During their courses with Nena, her students learn more than just the basics of rowing (dip the oar vertically, row, and pull the oar back up horizontally). They learn that the lagoon is not a waterway but a biotope worth protecting – an ecosystem created by humans that is now threatened by those same humans. Like many other Venetians, Nena believes the lagoon should be viewed as an organism that must be cared for, healed and nourished. And not as a place to be subjugated, used and transformed so that the city can make even more money. The number of tourists that go to Venice is staggering: until the lockdowns in 2020, up to 33 million people visited the city every year.
One question that Nena’s students often ask her is why the people of Venice elect mayors who don’t represent the city’s interests. She explains that during Fascism, the city was forcibly married to the mainland, leaving it with no administration of its own. At the time, 200'000 people lived in Venice, and only 40 000 lived on the mainland. Today, the ratio is almost reversed: just over 49'000 people live in Venice; if you include all of the other islanders, a total of around 77 000 people live on the water. And 178'000 now live on the mainland.
To make sure her students aren’t overwhelmed before they even get started, Nena takes them to the relatively quiet Rio della Madonna dell’Orto, a wide canal in Cannaregio. If her students see a motor boat and get nervous, Nena reassures them, saying, “Not your problem,” and reminds them that rowing boats have the right of way in Venice. It’s one of the last privileges they have in this city that was once dominated by these boats.

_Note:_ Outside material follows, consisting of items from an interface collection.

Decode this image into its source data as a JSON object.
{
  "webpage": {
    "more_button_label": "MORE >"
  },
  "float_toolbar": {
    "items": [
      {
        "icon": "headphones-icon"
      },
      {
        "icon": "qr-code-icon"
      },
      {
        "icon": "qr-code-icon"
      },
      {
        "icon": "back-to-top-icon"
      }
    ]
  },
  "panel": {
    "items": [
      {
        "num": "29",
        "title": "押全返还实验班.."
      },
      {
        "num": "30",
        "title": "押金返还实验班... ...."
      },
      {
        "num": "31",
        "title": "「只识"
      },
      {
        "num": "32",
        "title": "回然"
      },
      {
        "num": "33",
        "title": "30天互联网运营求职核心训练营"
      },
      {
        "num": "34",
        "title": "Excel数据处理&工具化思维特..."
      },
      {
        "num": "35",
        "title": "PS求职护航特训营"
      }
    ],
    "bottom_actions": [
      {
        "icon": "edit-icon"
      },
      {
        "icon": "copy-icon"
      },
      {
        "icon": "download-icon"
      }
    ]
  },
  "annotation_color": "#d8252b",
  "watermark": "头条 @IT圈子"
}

Beginner students stand at the front of the boat and row. And although they can’t actually do anything wrong except fall into the water, the real skill lies in steering the boat, which is done from the stern. While Nena steers, she also teaches her students about the lagoon. For example, that it is a shallow water area about 15 kilometers wide and 50 kilometers long. And that it is a transition zone between the sea and the land, consisting of salt marshes, sandbars, channels and shoals.
Until the beginning of the 19th century, the lagoon had an average depth of 40 centimeters. Today, it is one-and-a half to two meters deep – a far cry from the shallow water marine environment that it once was. Dredging for the flood barrier started in 2001. Today, anyone learning to row with Nena will notice how strong the swell is. But the real issue is that the lagoon and the MOSE flood barrier are not the solution that Venice needs – they are actually part of the problem. Each time the flood barrier is closed, the lagoon is separated from the open sea. And when it’s opened, the difference in height between the sea and the lagoon unleashes a strong current, which results in further erosion of the lagoon floor.
Nena Almansi and her colleagues at Row Venice, on the other hand, represent the perfect symbiosis between tradition and innovation in Venice. Almansi is the missing link between Canaletto and the climate crisis: she is living proof that Venice was a sustainable city long before that word even existed. She demonstrates that far from lagging behind the present, Venice is ahead of the times. And for her, the fact that the city’s enemies haven’t succeeded in destroying it is proof of Venice’s resilience.